§ **TASK BRIEF**
Verbatim copy without pictures. Please print every entry as it stands.

Dataset rows for apps and sites:
==============================

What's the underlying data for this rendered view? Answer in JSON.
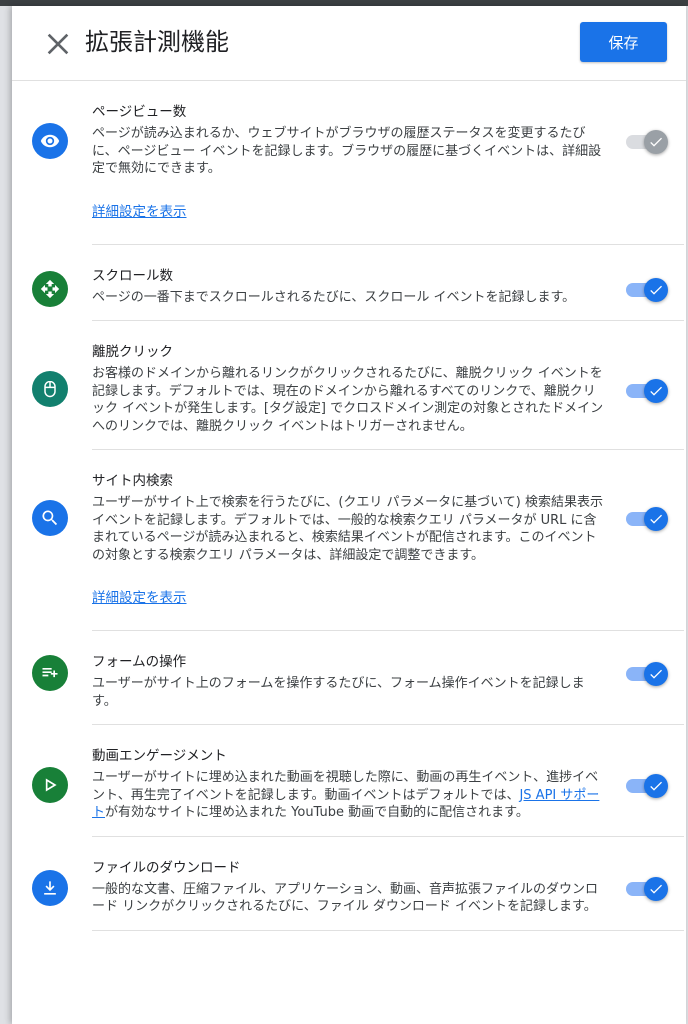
{
  "header": {
    "title": "拡張計測機能",
    "save_label": "保存"
  },
  "colors": {
    "accent": "#1a73e8",
    "green": "#188038",
    "teal": "#12806e"
  },
  "items": [
    {
      "title": "ページビュー数",
      "desc": "ページが読み込まれるか、ウェブサイトがブラウザの履歴ステータスを変更するたびに、ページビュー イベントを記録します。ブラウザの履歴に基づくイベントは、詳細設定で無効にできます。",
      "link": "詳細設定を表示",
      "enabled": true,
      "toggle_disabled": true,
      "icon": "eye-icon"
    },
    {
      "title": "スクロール数",
      "desc": "ページの一番下までスクロールされるたびに、スクロール イベントを記録します。",
      "enabled": true,
      "icon": "scroll-arrows-icon"
    },
    {
      "title": "離脱クリック",
      "desc": "お客様のドメインから離れるリンクがクリックされるたびに、離脱クリック イベントを記録します。デフォルトでは、現在のドメインから離れるすべてのリンクで、離脱クリック イベントが発生します。[タグ設定] でクロスドメイン測定の対象とされたドメインへのリンクでは、離脱クリック イベントはトリガーされません。",
      "enabled": true,
      "icon": "mouse-icon"
    },
    {
      "title": "サイト内検索",
      "desc": "ユーザーがサイト上で検索を行うたびに、(クエリ パラメータに基づいて) 検索結果表示イベントを記録します。デフォルトでは、一般的な検索クエリ パラメータが URL に含まれているページが読み込まれると、検索結果イベントが配信されます。このイベントの対象とする検索クエリ パラメータは、詳細設定で調整できます。",
      "link": "詳細設定を表示",
      "enabled": true,
      "icon": "search-icon"
    },
    {
      "title": "フォームの操作",
      "desc": "ユーザーがサイト上のフォームを操作するたびに、フォーム操作イベントを記録します。",
      "enabled": true,
      "icon": "playlist-add-icon"
    },
    {
      "title": "動画エンゲージメント",
      "desc_before": "ユーザーがサイトに埋め込まれた動画を視聴した際に、動画の再生イベント、進捗イベント、再生完了イベントを記録します。動画イベントはデフォルトでは、",
      "desc_link": "JS API サポート",
      "desc_after": "が有効なサイトに埋め込まれた YouTube 動画で自動的に配信されます。",
      "enabled": true,
      "icon": "play-icon"
    },
    {
      "title": "ファイルのダウンロード",
      "desc": "一般的な文書、圧縮ファイル、アプリケーション、動画、音声拡張ファイルのダウンロード リンクがクリックされるたびに、ファイル ダウンロード イベントを記録します。",
      "enabled": true,
      "icon": "download-icon"
    }
  ]
}
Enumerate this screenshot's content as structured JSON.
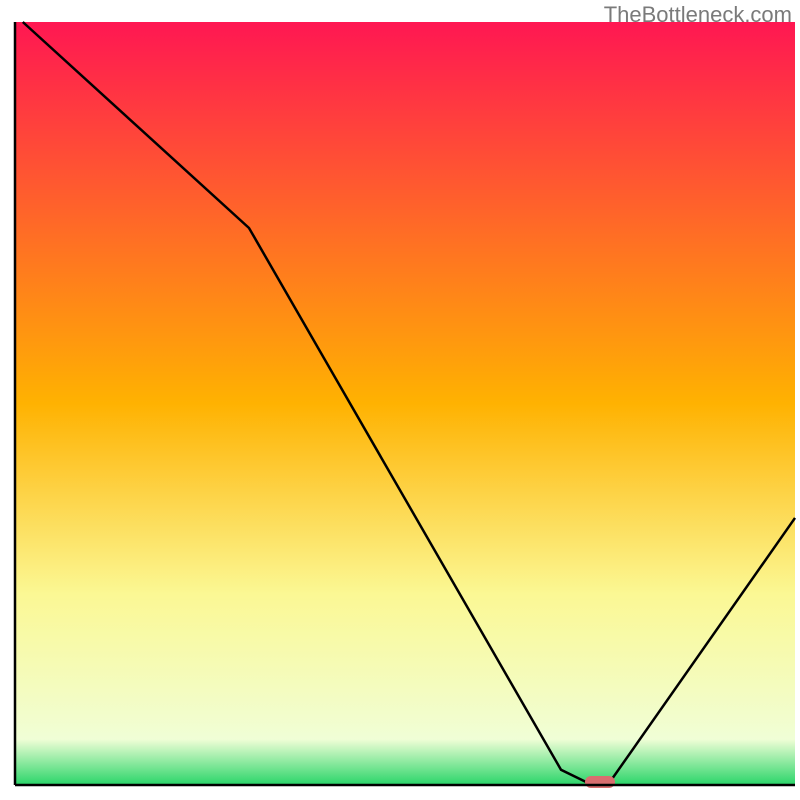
{
  "watermark": "TheBottleneck.com",
  "chart_data": {
    "type": "line",
    "title": "",
    "xlabel": "",
    "ylabel": "",
    "xlim": [
      0,
      100
    ],
    "ylim": [
      0,
      100
    ],
    "x": [
      1,
      30,
      70,
      74,
      76,
      100
    ],
    "values": [
      100,
      73,
      2,
      0,
      0,
      35
    ],
    "marker": {
      "x": 75,
      "y": 0,
      "color": "#d96e6f"
    },
    "gradient_stops": [
      {
        "offset": 0,
        "color": "#ff1752"
      },
      {
        "offset": 50,
        "color": "#ffb201"
      },
      {
        "offset": 75,
        "color": "#fbf894"
      },
      {
        "offset": 94,
        "color": "#f0fed6"
      },
      {
        "offset": 100,
        "color": "#2ad569"
      }
    ],
    "axis_color": "#000000",
    "line_color": "#000000"
  }
}
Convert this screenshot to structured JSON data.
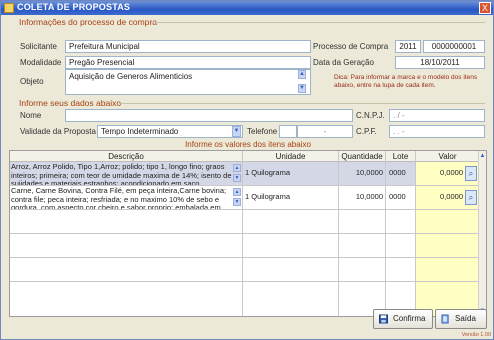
{
  "window": {
    "title": "COLETA DE PROPOSTAS",
    "close_label": "X"
  },
  "processo": {
    "section_title": "Informações do processo de compra",
    "solicitante_label": "Solicitante",
    "solicitante": "Prefeitura Municipal",
    "modalidade_label": "Modalidade",
    "modalidade": "Pregão Presencial",
    "objeto_label": "Objeto",
    "objeto": "Aquisição de Generos Alimenticios",
    "processo_label": "Processo de Compra",
    "processo_ano": "2011",
    "processo_num": "0000000001",
    "data_label": "Data da Geração",
    "data": "18/10/2011",
    "dica": "Dica: Para informar a marca e o modelo dos itens abaixo, entre na lupa de cada item."
  },
  "dados": {
    "section_title": "Informe seus dados abaixo",
    "nome_label": "Nome",
    "nome": "",
    "cnpj_label": "C.N.P.J.",
    "cnpj": ". / -",
    "validade_label": "Validade da Proposta",
    "validade": "Tempo Indeterminado",
    "telefone_label": "Telefone",
    "telefone_sep": "-",
    "cpf_label": "C.P.F.",
    "cpf": ". . -"
  },
  "itens": {
    "caption": "Informe os valores dos itens abaixo",
    "headers": {
      "descricao": "Descrição",
      "unidade": "Unidade",
      "quantidade": "Quantidade",
      "lote": "Lote",
      "valor": "Valor"
    },
    "rows": [
      {
        "descricao": "Arroz, Arroz Polido, Tipo 1,Arroz; polido; tipo 1, longo fino; graos inteiros; primeira; com teor de umidade maxima de 14%; isento de sujidades e materiais estranhos; acondicionado em saco",
        "unidade": "1 Quilograma",
        "quantidade": "10,0000",
        "lote": "0000",
        "valor": "0,0000"
      },
      {
        "descricao": "Carne, Carne Bovina, Contra Filé, em peça inteira,Carne bovina; contra file; peca inteira; resfriada; e no maximo 10% de sebo e gordura, com aspecto cor cheiro e sabor proprio; embalada em",
        "unidade": "1 Quilograma",
        "quantidade": "10,0000",
        "lote": "0000",
        "valor": "0,0000"
      }
    ]
  },
  "buttons": {
    "confirma": "Confirma",
    "saida": "Saída"
  },
  "version": "Versão 1.00"
}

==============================

§ **REPLY**
What's the underlying data for this rendered view? Answer in JSON.
{
  "header": {
    "title": "拡張計測機能",
    "save_label": "保存"
  },
  "colors": {
    "accent": "#1a73e8",
    "green": "#188038",
    "teal": "#12806e"
  },
  "items": [
    {
      "title": "ページビュー数",
      "desc": "ページが読み込まれるか、ウェブサイトがブラウザの履歴ステータスを変更するたびに、ページビュー イベントを記録します。ブラウザの履歴に基づくイベントは、詳細設定で無効にできます。",
      "link": "詳細設定を表示",
      "enabled": true,
      "toggle_disabled": true,
      "icon": "eye-icon"
    },
    {
      "title": "スクロール数",
      "desc": "ページの一番下までスクロールされるたびに、スクロール イベントを記録します。",
      "enabled": true,
      "icon": "scroll-arrows-icon"
    },
    {
      "title": "離脱クリック",
      "desc": "お客様のドメインから離れるリンクがクリックされるたびに、離脱クリック イベントを記録します。デフォルトでは、現在のドメインから離れるすべてのリンクで、離脱クリック イベントが発生します。[タグ設定] でクロスドメイン測定の対象とされたドメインへのリンクでは、離脱クリック イベントはトリガーされません。",
      "enabled": true,
      "icon": "mouse-icon"
    },
    {
      "title": "サイト内検索",
      "desc": "ユーザーがサイト上で検索を行うたびに、(クエリ パラメータに基づいて) 検索結果表示イベントを記録します。デフォルトでは、一般的な検索クエリ パラメータが URL に含まれているページが読み込まれると、検索結果イベントが配信されます。このイベントの対象とする検索クエリ パラメータは、詳細設定で調整できます。",
      "link": "詳細設定を表示",
      "enabled": true,
      "icon": "search-icon"
    },
    {
      "title": "フォームの操作",
      "desc": "ユーザーがサイト上のフォームを操作するたびに、フォーム操作イベントを記録します。",
      "enabled": true,
      "icon": "playlist-add-icon"
    },
    {
      "title": "動画エンゲージメント",
      "desc_before": "ユーザーがサイトに埋め込まれた動画を視聴した際に、動画の再生イベント、進捗イベント、再生完了イベントを記録します。動画イベントはデフォルトでは、",
      "desc_link": "JS API サポート",
      "desc_after": "が有効なサイトに埋め込まれた YouTube 動画で自動的に配信されます。",
      "enabled": true,
      "icon": "play-icon"
    },
    {
      "title": "ファイルのダウンロード",
      "desc": "一般的な文書、圧縮ファイル、アプリケーション、動画、音声拡張ファイルのダウンロード リンクがクリックされるたびに、ファイル ダウンロード イベントを記録します。",
      "enabled": true,
      "icon": "download-icon"
    }
  ]
}
Enumerate this screenshot's content as structured JSON.
{
  "watermark": "TheBottleneck.com",
  "chart_data": {
    "type": "line",
    "title": "",
    "xlabel": "",
    "ylabel": "",
    "xlim": [
      0,
      100
    ],
    "ylim": [
      0,
      100
    ],
    "x": [
      1,
      30,
      70,
      74,
      76,
      100
    ],
    "values": [
      100,
      73,
      2,
      0,
      0,
      35
    ],
    "marker": {
      "x": 75,
      "y": 0,
      "color": "#d96e6f"
    },
    "gradient_stops": [
      {
        "offset": 0,
        "color": "#ff1752"
      },
      {
        "offset": 50,
        "color": "#ffb201"
      },
      {
        "offset": 75,
        "color": "#fbf894"
      },
      {
        "offset": 94,
        "color": "#f0fed6"
      },
      {
        "offset": 100,
        "color": "#2ad569"
      }
    ],
    "axis_color": "#000000",
    "line_color": "#000000"
  }
}
Convert this screenshot to structured JSON data.
{
  "window": {
    "title": "COLETA DE PROPOSTAS",
    "close_label": "X"
  },
  "processo": {
    "section_title": "Informações do processo de compra",
    "solicitante_label": "Solicitante",
    "solicitante": "Prefeitura Municipal",
    "modalidade_label": "Modalidade",
    "modalidade": "Pregão Presencial",
    "objeto_label": "Objeto",
    "objeto": "Aquisição de Generos Alimenticios",
    "processo_label": "Processo de Compra",
    "processo_ano": "2011",
    "processo_num": "0000000001",
    "data_label": "Data da Geração",
    "data": "18/10/2011",
    "dica": "Dica: Para informar a marca e o modelo dos itens abaixo, entre na lupa de cada item."
  },
  "dados": {
    "section_title": "Informe seus dados abaixo",
    "nome_label": "Nome",
    "nome": "",
    "cnpj_label": "C.N.P.J.",
    "cnpj": ". / -",
    "validade_label": "Validade da Proposta",
    "validade": "Tempo Indeterminado",
    "telefone_label": "Telefone",
    "telefone_sep": "-",
    "cpf_label": "C.P.F.",
    "cpf": ". . -"
  },
  "itens": {
    "caption": "Informe os valores dos itens abaixo",
    "headers": {
      "descricao": "Descrição",
      "unidade": "Unidade",
      "quantidade": "Quantidade",
      "lote": "Lote",
      "valor": "Valor"
    },
    "rows": [
      {
        "descricao": "Arroz, Arroz Polido, Tipo 1,Arroz; polido; tipo 1, longo fino; graos inteiros; primeira; com teor de umidade maxima de 14%; isento de sujidades e materiais estranhos; acondicionado em saco",
        "unidade": "1 Quilograma",
        "quantidade": "10,0000",
        "lote": "0000",
        "valor": "0,0000"
      },
      {
        "descricao": "Carne, Carne Bovina, Contra Filé, em peça inteira,Carne bovina; contra file; peca inteira; resfriada; e no maximo 10% de sebo e gordura, com aspecto cor cheiro e sabor proprio; embalada em",
        "unidade": "1 Quilograma",
        "quantidade": "10,0000",
        "lote": "0000",
        "valor": "0,0000"
      }
    ]
  },
  "buttons": {
    "confirma": "Confirma",
    "saida": "Saída"
  },
  "version": "Versão 1.00"
}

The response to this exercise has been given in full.